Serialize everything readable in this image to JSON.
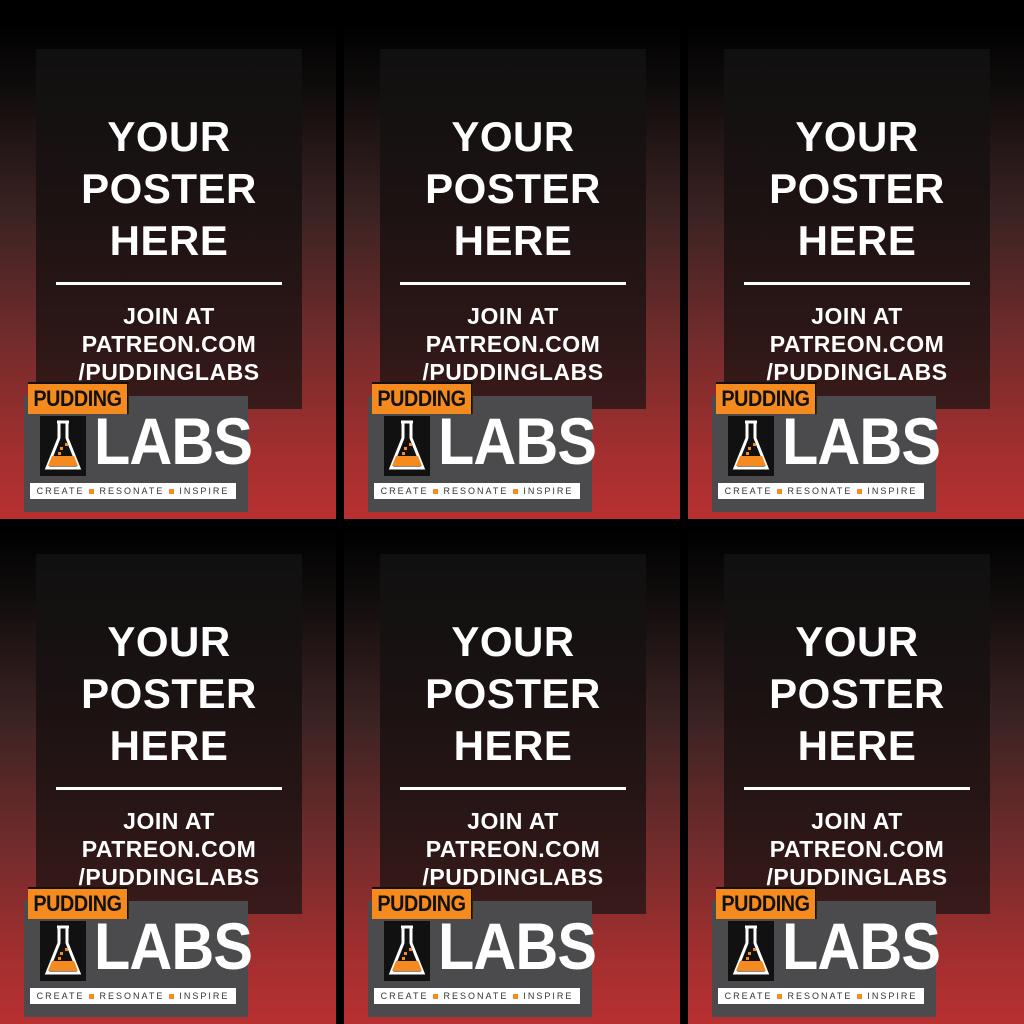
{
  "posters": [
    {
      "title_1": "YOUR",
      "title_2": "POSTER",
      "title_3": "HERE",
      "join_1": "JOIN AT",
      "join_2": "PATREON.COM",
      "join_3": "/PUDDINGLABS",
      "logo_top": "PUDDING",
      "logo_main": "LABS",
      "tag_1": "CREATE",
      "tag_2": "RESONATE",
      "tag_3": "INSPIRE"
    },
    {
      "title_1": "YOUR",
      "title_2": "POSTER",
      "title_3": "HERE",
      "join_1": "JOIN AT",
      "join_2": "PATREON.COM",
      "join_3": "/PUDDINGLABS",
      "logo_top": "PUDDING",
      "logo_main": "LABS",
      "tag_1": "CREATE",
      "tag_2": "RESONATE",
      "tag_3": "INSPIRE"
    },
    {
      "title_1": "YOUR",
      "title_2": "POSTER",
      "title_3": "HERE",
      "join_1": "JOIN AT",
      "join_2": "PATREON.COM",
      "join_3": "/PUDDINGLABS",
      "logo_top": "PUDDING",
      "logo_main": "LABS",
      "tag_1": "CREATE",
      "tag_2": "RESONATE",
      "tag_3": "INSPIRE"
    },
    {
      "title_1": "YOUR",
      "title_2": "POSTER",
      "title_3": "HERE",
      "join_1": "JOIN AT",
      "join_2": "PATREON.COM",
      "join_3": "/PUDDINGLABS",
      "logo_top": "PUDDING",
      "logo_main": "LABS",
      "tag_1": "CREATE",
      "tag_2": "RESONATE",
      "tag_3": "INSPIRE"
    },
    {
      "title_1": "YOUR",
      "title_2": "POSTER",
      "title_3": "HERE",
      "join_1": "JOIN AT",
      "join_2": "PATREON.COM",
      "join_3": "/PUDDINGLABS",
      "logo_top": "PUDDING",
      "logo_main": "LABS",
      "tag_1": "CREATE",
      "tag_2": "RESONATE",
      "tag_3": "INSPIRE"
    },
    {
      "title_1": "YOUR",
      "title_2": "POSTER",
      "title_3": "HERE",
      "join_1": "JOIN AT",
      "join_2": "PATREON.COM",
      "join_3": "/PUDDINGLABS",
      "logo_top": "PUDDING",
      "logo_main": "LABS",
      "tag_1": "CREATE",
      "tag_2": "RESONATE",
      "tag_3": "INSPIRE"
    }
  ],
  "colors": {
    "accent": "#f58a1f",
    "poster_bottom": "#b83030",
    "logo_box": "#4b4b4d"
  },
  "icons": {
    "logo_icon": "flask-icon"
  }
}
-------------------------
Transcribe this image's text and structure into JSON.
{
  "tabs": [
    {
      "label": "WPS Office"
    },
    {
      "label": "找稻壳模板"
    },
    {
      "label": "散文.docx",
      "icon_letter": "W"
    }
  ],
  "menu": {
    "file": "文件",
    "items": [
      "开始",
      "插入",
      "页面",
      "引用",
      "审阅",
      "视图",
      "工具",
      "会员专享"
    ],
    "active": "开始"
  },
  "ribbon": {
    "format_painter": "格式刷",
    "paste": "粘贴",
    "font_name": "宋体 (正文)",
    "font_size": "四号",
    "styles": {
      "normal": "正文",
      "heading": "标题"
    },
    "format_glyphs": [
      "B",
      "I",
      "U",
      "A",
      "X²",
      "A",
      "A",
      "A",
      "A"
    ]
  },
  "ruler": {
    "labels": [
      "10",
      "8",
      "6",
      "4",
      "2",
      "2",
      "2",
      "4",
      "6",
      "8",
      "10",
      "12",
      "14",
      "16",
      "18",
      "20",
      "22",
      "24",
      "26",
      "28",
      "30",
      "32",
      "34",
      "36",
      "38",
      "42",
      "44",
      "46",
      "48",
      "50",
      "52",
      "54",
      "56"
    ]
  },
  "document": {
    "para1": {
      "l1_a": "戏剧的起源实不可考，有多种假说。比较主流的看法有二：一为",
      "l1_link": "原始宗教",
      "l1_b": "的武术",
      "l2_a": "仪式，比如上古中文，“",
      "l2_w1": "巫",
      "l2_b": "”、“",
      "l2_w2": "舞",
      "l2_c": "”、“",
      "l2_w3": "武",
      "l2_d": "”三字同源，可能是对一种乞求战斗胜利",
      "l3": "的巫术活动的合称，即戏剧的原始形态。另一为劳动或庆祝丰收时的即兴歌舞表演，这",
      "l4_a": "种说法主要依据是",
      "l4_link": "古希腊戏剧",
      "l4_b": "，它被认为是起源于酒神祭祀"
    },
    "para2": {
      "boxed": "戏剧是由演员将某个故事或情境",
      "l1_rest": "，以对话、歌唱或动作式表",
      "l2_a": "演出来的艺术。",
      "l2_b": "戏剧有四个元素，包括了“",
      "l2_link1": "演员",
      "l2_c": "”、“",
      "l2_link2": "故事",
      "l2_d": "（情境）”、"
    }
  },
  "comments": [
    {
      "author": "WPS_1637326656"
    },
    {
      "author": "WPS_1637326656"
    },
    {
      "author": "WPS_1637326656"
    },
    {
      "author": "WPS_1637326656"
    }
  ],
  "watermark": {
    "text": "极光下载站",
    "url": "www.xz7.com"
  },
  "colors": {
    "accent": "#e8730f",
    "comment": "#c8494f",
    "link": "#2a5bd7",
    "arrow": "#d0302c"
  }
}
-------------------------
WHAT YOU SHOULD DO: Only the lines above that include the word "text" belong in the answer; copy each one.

ANSWER TO THE EXERCISE:
Transcribe this image's text and structure into JSON.
    "text": "极光下载站",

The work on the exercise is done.